The ‘facilities management’ application of BIM is probably going to form the main basis of its potential use by UK housing providers. However, consider its uses in other areas, such as estate management. If a tenant in a block reports a noise nuisance, how often does the person taking the call know which number flat is above, below, or across the landing? Calling up a BIM model on screen would answer that question quickly (as well as giving information on wall thickness!). It would also highlight the area where the sofa has been dumped in the stairwell, so a contractor can be called to remove it.
BIM has had a slow start and it is used in different ways globally. However, its rate of adoption is gaining pace. A survey of the UK construction industry in 2010 found that use of BIM stood at 13 per cent but by 2014 that figure had risen to 48 per cent. Aareon’s experience of both the Swedish and Norwegian housing markets suggests that interest is increasing and standards are being adopted.
Will BIM become a standard tool for UK housing providers any time soon? I’d say we are currently some way off from seeing it as a standard tool.
Firstly, the sector is relatively cautious about adopting new technologies. Mobile working and tenant portals both took years to become truly accepted by the sector. I suspect BIM will be the same, until some exemplar customers begin to show business benefits are possible.
Secondly, it is a technology that is very much about ‘you get out what you put in’. The sheer volume of data that would need to be gathered to create accurate building models is a daunting task in itself for existing stock, and unless you inherit the model data from the construction company who built the units in the first place, you somehow need to acquire a digital model of the building. Given that many providers currently don’t even have a full stock condition survey (to put that into context, many years ago, during an implementation that will remain nameless I found that the customer was delighted to discover three properties that they did not realise they owned!), it is unlikely that the necessary data will be gathered quickly or easily without an intensively managed project. But like all IT implementations, that can be overcome and it is not a good reason in itself not to do it.
Thirdly, I think we need some good business case information from the early adopters. Like the aforementioned mobile working, for example, there was considerable scepticism and resistance in the early days until the efficiency case was made. Then it became far more compelling and I think the same will be true of visualisation technologies such as BIM. The possibilities I have listed above have clear benefits in terms of asset management, and I would argue that they at least have customer service benefits in the housing management sphere as well.
Take into account also the changing user expectations – the internet in general is becoming more and more visual and immediate with the ubiquity of tools such as Google Maps and Apple Maps. Almost all apps these days enable the tagging of photos you have taken on your smartphone, so that you can visualise them on a map view. BIM takes this a stage further and, when combined with geographic information systems, enables this kind of rich media tagging on a 3-D model as opposed to a 2-D map or CAD. Photos, data, documents, manuals and so on become useful and relevant in the same way as your holiday photos do.

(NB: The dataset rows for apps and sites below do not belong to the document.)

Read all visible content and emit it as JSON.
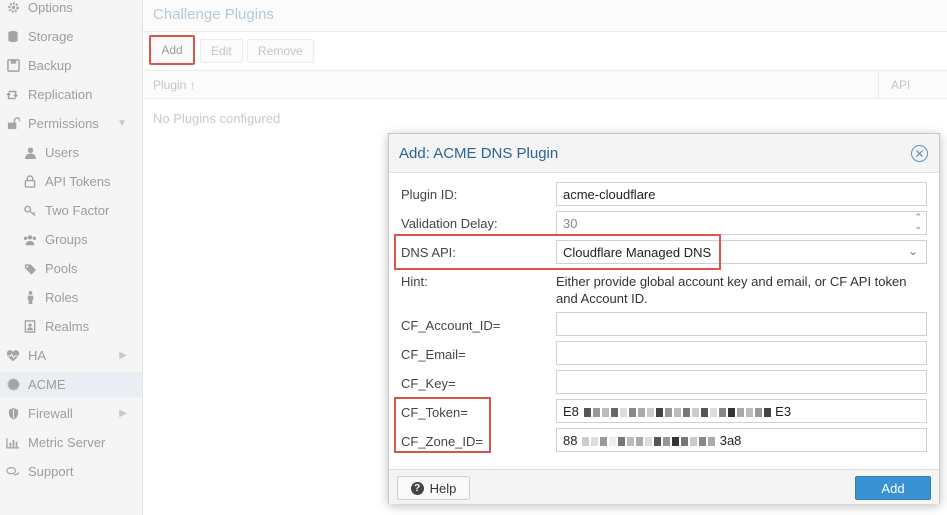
{
  "sidebar": {
    "items": [
      {
        "label": "Options",
        "icon": "gear-icon"
      },
      {
        "label": "Storage",
        "icon": "database-icon"
      },
      {
        "label": "Backup",
        "icon": "floppy-icon"
      },
      {
        "label": "Replication",
        "icon": "retweet-icon"
      },
      {
        "label": "Permissions",
        "icon": "unlock-icon"
      },
      {
        "label": "Users",
        "icon": "user-icon"
      },
      {
        "label": "API Tokens",
        "icon": "lock-icon"
      },
      {
        "label": "Two Factor",
        "icon": "key-icon"
      },
      {
        "label": "Groups",
        "icon": "users-icon"
      },
      {
        "label": "Pools",
        "icon": "tags-icon"
      },
      {
        "label": "Roles",
        "icon": "male-icon"
      },
      {
        "label": "Realms",
        "icon": "address-book-icon"
      },
      {
        "label": "HA",
        "icon": "heartbeat-icon"
      },
      {
        "label": "ACME",
        "icon": "certificate-icon"
      },
      {
        "label": "Firewall",
        "icon": "shield-icon"
      },
      {
        "label": "Metric Server",
        "icon": "bar-chart-icon"
      },
      {
        "label": "Support",
        "icon": "comments-icon"
      }
    ]
  },
  "main": {
    "title": "Challenge Plugins",
    "toolbar": {
      "add": "Add",
      "edit": "Edit",
      "remove": "Remove"
    },
    "grid": {
      "col_plugin": "Plugin ↑",
      "col_api": "API",
      "empty": "No Plugins configured"
    }
  },
  "dialog": {
    "title": "Add: ACME DNS Plugin",
    "fields": {
      "plugin_id": {
        "label": "Plugin ID:",
        "value": "acme-cloudflare"
      },
      "validation_delay": {
        "label": "Validation Delay:",
        "value": "30"
      },
      "dns_api": {
        "label": "DNS API:",
        "value": "Cloudflare Managed DNS"
      },
      "hint": {
        "label": "Hint:",
        "value": "Either provide global account key and email, or CF API token and Account ID."
      },
      "cf_account_id": {
        "label": "CF_Account_ID=",
        "value": ""
      },
      "cf_email": {
        "label": "CF_Email=",
        "value": ""
      },
      "cf_key": {
        "label": "CF_Key=",
        "value": ""
      },
      "cf_token": {
        "label": "CF_Token=",
        "value_start": "E8",
        "value_end": "E3"
      },
      "cf_zone_id": {
        "label": "CF_Zone_ID=",
        "value_start": "88",
        "value_end": "3a8"
      }
    },
    "help_label": "Help",
    "add_label": "Add"
  },
  "colors": {
    "accent": "#3892d4",
    "highlight_box": "#d9544a",
    "title_blue": "#2a6496"
  }
}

Aareon sees the technology as an emerging one in both the commercial and social sectors and so I suspect that this could, with some hard work and creative application in future years, become a game changer in the way property and asset data is managed in the UK.
Paul O’Reilly is a senior consultant at Aareon.